Time: 10:00am-1:00pm, 2:00-5:00pm (coffee served)
Organizers: Knut M. Wittkowski, Benedetta Bigio (RU)
Location: The Rockefeller University, 1230 York Ave @ 66th Street – Weiss 301
Registration: Please contact Kristen Cullen via e-mail at
Summary: This tutorial provides an introduction to a novel non-parametric approach to GWAS (chip or NGS), which can identify functionally related clusters of genes in samples of a few hundred subjects only. Each session will consist of (a) highlights of the approach, (b) demonstrations using Web-based computational biostatistics tools accessible from http://muStat.rockefeller.edu, and (c) ample opportunity for discussion.
Rationale: Many single-SNP GWAS (ssGWAS) have been marred by both low sensitivity and specificity. Wide-locus GWAS is known to have the potential of higher power over ssGWAS with common diseases, but many available methods assume independence and additivity / multiplicativity of risk factors. As a downside, meaningful non-linear relationships may be overlooked (false negatives), while random errors, not subject to biological constraints, may occasionally fulfill any assumption, so that many ‘significant’ results are often false positives. μGWAS (GWAS based on u-statistics for genetically structured multivariate data) increases power by
Objective: This tutorial presents non-parametric methods1 based on u-statistics2 and bioinformatics tools (R/S scripts, MS Excel spreadsheets, a Web server, all accessible from http://muStat.rockefeller.edu).
Audience: This tutorial aims at introducing the novel approach and tools to a broad audience involved with or interested in GWAS or NGS. Little prior knowledge about statistics is expected.
Course Outline: As one of the first applications of u-statistics2, Gehan extended the Wilcoxon/Mann-Whitney test to censored data3. We will discuss generalizations of this approach to more general multivariate data, including gene expression profiles and complex phenotypes4. The demonstrations will include Excel spreadsheets. We will build upon the experience with u-statistics in FBAT of multiple sclerosis5 and extend u-statistics for multivariate data to partial orderings for genetic information (diplotypes, epistasis). Examples will include GWAS results suggesting Ras/Ca2+ signaling in two neurodevelopmental diseases (childhood absence epilepsy6 and autism7), as well as unpublished results in psoriasis, suggesting involvement of the HLA region and interleukins. We will demonstrate access to a GPU enabled grid/cloud infrastructure via the Web server and the novel graphics tools available for interpretation of the results.

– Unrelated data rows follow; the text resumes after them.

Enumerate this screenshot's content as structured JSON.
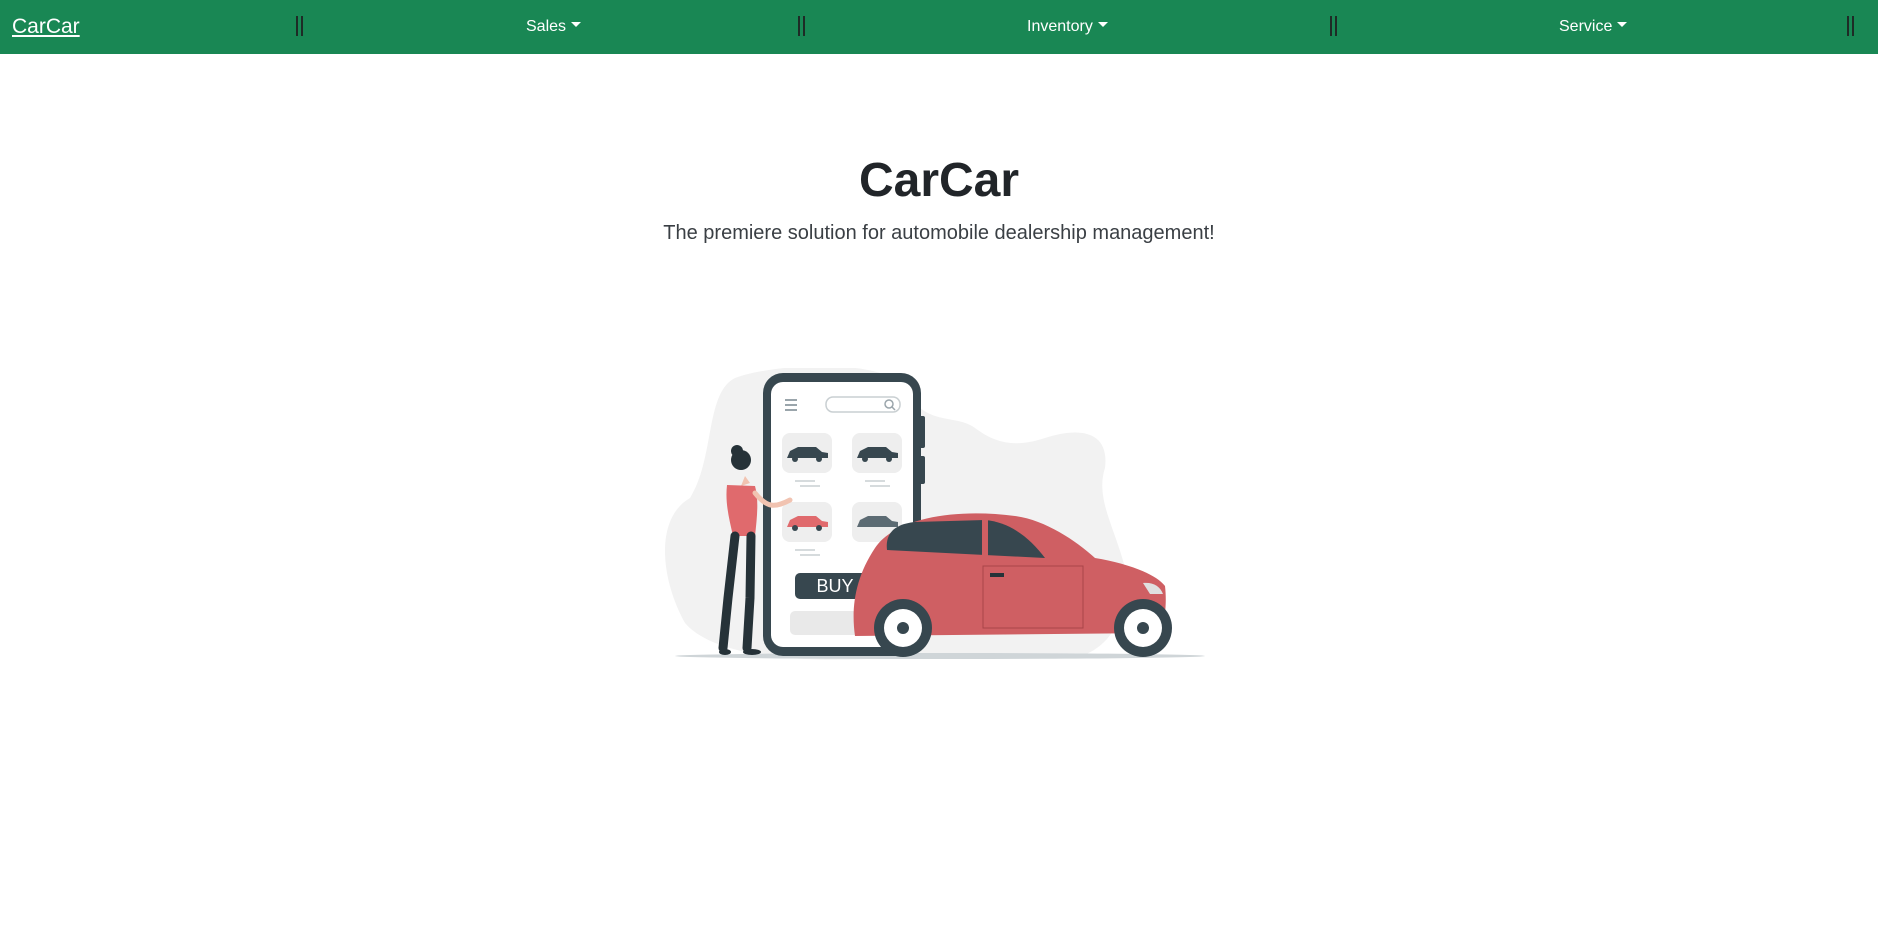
{
  "nav": {
    "brand": "CarCar",
    "items": [
      {
        "label": "Sales"
      },
      {
        "label": "Inventory"
      },
      {
        "label": "Service"
      }
    ],
    "separator": "||"
  },
  "hero": {
    "title": "CarCar",
    "subtitle": "The premiere solution for automobile dealership management!"
  },
  "illustration": {
    "button_text": "BUY"
  },
  "colors": {
    "navbar": "#198754",
    "car": "#cf5f63",
    "phone": "#37474f"
  }
}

Lecturers: Dr. Wittkowski received his MS in Statistics at the University of Carl-Friedrich Gauss, Göttingen, his PhD in Informatics at the Technical University of Stuttgart, and his ScD in Medical Biometry at the Eberhard-Carls-University, Tübingen. After joining The Rockefeller University, he foresaw the potential of u-statistics whose application to multivariate data had been abandoned in the 1940s because of high memory demand, and expanded the method to reflect structures among variables, with successful applications to sports, consumer preferences, and images, as well as in complex phenotypes, gene expression profiles, and wide-locus GWAS. Ms. Bigio received her MS in Software Engineering from the University of Palermo, Italy. She leads the development of the massively parallelized computational biostatistics tools making large data applications feasible.